  4. Improved plant growth. Sulfur provides plants with essential nutrients. It’s important for the development of chlorophyll, to better absorb light energy from the sun. This results in improved photosynthesis and growth rates.
  5. Increased resistance to pests and diseases. Sulfur helps create a stronger immune system, making the plant harder for pests and diseases to attack.

How To Use Sulfur in Gardening

Here are the four main ways sulfur is used in the garden:

Pesticide/Fungicide

Sulfur is most effective as a pesticide. It’s also a strong fungicide and disinfectant. Preventative and curative, sulfur easily controls mildew, powdery mildew, red spider mites, ants, snakes, rodents and various other pests and diseases.

The powdered form in this application comes from sulfur flower, which can be sprinkled directly on plants. For best results, use on a bright, sunny day in warm weather with no wind. The granular option, called wettable, must be diluted. Add water and apply per the instructions on the label.

Sulfur-based pesticides and fungicides can be purchased from garden stores.

Lower soil pH

Sulfur flour (as opposed to the aforementioned sulfur flower) lowers soil pH because it keeps the level down longer than any other treatment. When added to the soil, bacteria go to work converting the elemental sulfur to sulfuric acid, the biological process that lowers the soil’s pH.

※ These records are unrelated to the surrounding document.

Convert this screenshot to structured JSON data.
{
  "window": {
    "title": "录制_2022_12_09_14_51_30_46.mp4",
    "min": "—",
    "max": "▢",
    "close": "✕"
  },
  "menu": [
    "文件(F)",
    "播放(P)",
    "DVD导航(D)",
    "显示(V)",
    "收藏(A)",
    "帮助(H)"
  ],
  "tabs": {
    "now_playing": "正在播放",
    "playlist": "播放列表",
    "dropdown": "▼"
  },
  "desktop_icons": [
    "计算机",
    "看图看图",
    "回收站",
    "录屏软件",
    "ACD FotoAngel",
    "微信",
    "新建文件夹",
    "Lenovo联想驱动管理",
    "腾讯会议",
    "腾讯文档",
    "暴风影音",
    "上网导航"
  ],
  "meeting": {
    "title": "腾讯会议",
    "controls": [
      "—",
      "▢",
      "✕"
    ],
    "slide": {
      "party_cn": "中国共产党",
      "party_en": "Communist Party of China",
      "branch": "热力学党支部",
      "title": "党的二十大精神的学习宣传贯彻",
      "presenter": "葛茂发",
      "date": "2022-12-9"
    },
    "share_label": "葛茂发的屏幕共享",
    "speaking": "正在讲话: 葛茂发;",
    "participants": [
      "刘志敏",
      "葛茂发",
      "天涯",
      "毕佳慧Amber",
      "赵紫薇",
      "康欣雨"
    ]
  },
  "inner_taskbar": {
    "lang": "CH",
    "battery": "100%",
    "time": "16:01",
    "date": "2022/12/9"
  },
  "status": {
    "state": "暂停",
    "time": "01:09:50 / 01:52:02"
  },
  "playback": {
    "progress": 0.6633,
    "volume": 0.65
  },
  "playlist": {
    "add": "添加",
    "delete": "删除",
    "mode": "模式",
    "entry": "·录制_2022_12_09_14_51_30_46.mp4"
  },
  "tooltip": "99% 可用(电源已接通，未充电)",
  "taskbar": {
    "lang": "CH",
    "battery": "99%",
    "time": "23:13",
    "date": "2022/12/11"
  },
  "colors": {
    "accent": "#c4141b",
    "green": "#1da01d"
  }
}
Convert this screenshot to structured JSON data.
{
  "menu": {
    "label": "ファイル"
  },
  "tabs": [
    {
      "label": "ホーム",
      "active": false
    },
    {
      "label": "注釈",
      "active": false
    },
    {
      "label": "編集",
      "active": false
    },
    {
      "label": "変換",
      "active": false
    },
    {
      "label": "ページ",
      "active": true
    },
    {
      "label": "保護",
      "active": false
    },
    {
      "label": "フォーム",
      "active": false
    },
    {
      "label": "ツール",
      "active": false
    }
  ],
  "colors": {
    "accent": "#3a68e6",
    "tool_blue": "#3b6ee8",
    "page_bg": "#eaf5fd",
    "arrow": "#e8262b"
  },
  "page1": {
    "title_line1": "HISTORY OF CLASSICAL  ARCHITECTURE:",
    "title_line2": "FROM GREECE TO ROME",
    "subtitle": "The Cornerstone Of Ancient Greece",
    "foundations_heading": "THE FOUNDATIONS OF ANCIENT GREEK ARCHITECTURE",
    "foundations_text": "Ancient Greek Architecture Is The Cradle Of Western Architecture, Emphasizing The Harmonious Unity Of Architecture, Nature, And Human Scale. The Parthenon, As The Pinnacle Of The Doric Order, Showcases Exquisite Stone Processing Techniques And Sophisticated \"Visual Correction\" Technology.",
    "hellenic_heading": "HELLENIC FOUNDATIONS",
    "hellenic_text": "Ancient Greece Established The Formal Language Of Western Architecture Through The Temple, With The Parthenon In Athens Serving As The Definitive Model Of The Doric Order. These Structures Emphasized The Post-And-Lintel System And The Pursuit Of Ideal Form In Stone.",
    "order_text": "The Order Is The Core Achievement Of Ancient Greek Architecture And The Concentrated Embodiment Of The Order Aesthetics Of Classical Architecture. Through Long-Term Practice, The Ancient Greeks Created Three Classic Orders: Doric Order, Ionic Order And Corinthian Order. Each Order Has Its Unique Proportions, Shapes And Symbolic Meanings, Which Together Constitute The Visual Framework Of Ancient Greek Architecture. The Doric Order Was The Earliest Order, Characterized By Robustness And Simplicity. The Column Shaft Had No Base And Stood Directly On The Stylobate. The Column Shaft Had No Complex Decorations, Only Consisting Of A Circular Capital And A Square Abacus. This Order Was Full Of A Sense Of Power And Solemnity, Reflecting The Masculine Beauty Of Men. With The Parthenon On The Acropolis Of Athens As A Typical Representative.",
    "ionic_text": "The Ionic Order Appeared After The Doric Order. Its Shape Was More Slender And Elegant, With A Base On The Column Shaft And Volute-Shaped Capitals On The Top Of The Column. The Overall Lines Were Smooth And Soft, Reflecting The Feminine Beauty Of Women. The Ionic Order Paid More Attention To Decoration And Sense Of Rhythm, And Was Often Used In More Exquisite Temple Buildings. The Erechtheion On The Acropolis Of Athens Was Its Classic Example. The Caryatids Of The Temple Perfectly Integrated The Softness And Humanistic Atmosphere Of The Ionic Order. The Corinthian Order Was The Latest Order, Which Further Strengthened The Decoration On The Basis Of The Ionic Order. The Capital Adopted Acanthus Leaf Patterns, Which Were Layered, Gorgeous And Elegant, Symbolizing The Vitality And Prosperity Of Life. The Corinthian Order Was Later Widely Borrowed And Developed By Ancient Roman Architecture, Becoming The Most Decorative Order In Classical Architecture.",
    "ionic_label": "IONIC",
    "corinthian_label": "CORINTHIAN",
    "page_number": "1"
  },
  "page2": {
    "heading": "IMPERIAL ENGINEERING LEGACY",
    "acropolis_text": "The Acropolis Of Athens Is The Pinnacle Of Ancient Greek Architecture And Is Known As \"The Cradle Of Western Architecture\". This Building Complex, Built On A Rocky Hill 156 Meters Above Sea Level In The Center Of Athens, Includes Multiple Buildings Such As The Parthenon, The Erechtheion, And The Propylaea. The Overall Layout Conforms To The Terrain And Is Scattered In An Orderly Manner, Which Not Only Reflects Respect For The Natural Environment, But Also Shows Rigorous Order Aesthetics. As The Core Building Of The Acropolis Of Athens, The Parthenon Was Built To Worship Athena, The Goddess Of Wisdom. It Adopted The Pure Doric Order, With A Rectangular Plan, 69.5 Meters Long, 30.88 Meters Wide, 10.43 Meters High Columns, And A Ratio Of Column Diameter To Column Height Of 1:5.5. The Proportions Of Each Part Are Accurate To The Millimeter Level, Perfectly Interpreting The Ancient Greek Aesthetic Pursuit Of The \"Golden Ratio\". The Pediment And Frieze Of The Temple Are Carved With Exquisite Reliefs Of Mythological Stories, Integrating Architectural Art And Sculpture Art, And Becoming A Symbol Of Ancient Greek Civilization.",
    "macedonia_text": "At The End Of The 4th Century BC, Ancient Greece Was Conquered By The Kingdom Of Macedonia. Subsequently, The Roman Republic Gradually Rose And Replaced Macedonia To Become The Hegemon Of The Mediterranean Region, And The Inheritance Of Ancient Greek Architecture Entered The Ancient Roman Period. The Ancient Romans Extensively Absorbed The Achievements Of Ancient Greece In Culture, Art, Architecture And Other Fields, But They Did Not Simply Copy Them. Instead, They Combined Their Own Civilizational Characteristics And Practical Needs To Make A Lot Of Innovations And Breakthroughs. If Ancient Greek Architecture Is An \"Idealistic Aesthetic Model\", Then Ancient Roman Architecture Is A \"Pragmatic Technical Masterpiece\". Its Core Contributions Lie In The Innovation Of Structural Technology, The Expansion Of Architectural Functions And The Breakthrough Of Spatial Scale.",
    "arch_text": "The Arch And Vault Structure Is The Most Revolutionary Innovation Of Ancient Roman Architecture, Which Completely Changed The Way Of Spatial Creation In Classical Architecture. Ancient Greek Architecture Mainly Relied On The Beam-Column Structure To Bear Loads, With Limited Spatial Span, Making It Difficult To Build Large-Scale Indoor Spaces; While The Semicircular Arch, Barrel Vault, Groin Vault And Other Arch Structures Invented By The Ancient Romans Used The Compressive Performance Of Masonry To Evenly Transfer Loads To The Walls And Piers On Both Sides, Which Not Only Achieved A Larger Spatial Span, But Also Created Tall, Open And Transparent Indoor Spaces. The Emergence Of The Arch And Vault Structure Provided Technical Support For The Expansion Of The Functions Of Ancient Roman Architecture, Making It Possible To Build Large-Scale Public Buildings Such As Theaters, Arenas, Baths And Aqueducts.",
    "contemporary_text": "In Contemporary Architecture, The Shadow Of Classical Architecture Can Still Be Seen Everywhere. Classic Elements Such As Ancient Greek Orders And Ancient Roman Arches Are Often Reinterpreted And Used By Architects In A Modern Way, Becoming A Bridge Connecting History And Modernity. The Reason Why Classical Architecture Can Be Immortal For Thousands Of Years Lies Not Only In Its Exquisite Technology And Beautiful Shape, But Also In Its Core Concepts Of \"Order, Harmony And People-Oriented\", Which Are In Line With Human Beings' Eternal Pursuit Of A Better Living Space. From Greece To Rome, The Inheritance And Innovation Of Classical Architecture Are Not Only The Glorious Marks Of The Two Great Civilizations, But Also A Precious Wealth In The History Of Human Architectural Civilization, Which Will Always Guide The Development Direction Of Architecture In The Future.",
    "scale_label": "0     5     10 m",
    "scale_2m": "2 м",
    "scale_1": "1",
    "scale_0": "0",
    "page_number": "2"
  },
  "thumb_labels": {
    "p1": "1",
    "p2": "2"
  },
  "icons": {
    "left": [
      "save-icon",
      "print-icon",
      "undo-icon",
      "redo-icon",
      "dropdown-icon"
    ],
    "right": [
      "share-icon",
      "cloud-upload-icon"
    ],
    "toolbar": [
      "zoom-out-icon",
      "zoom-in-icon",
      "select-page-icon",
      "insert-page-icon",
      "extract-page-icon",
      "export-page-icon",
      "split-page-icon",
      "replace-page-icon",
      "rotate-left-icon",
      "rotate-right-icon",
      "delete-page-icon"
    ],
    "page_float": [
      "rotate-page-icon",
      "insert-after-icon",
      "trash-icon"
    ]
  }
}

This is effective, but slow; it can take several months to a year. It does occur faster in the summer when bacteria are active. Sprinkle directly onto the soil, then incorporate into the top three inches. The amount of sulfur needed will depend on the size of the area you’re amending along with the texture of your soil. These determine how quickly the reactions occur.

Periodic soil tests ensure the pH isn’t lowered too much.

Treat sulfur deficiency

A sulfur deficiency can cause yellowing of the leaves, stunted growth, and poor fruit production. Other indicators could be an abnormal leaf color, especially a reddish purple hue.

Sulfur deficiency in plants can be tricky to diagnose because it looks so much like a nitrogen deficiency, with chlorosis (reduced chlorophyll content and coloration in leaves) the main symptom of both. Other signs of sulfur deficiency include:

  • Stunted young leaves are stunted;
  • Spindly stems;
  • Upper leaves are pale green or yellowing while lower leaves look OK.

Sulfur flour applied at a rate of one pound per 100 square feet, mixed into the top three inches of soil, results in appropriately fertile soil. This treatment increases sulfur content only and does not raise or lower any other nutrients.

Soil amendment or fertilizer

Sulfur is most effectively used as a soil amendment in preparation of soil before planting. Store-bought amendments are created by heating up a mix of flower of sulfur with another material called gypsum, until the flower of sulfur melts. Then it combines with the gypsum to create a solid resembling small bricks. These are crushed to create a soil amendment.

Sulfur fertilizes many types of plants because of its relationship with nutrients like nitrogen, phosphorus and potassium. Mineral fertilizers containing sulfur can be purchased at most garden supply stores.

If you prefer to use the element in a purer form, sulfur flour is best mixed into the soil, while flowers of sulfur can be applied directly to the plants.

Maria Webster
Maria is an award-winning landscaper turned expert horticultural writer, from the desert southwest. In addition to contributing to multiple home and garden outlets, she enjoys writing about mental health and personal growth & development. Writing is a favorite hobby, and she regularly publishes personal essays and elegiac poetry on Medium, where she's been curated in multiple niches. Her other passions include horses and cooking. Maria attended college in Texas and earned a bachelor's degree in education. She's currently based in Arizona with her 80-pound Red Heeler/German Shepherd, Dodger.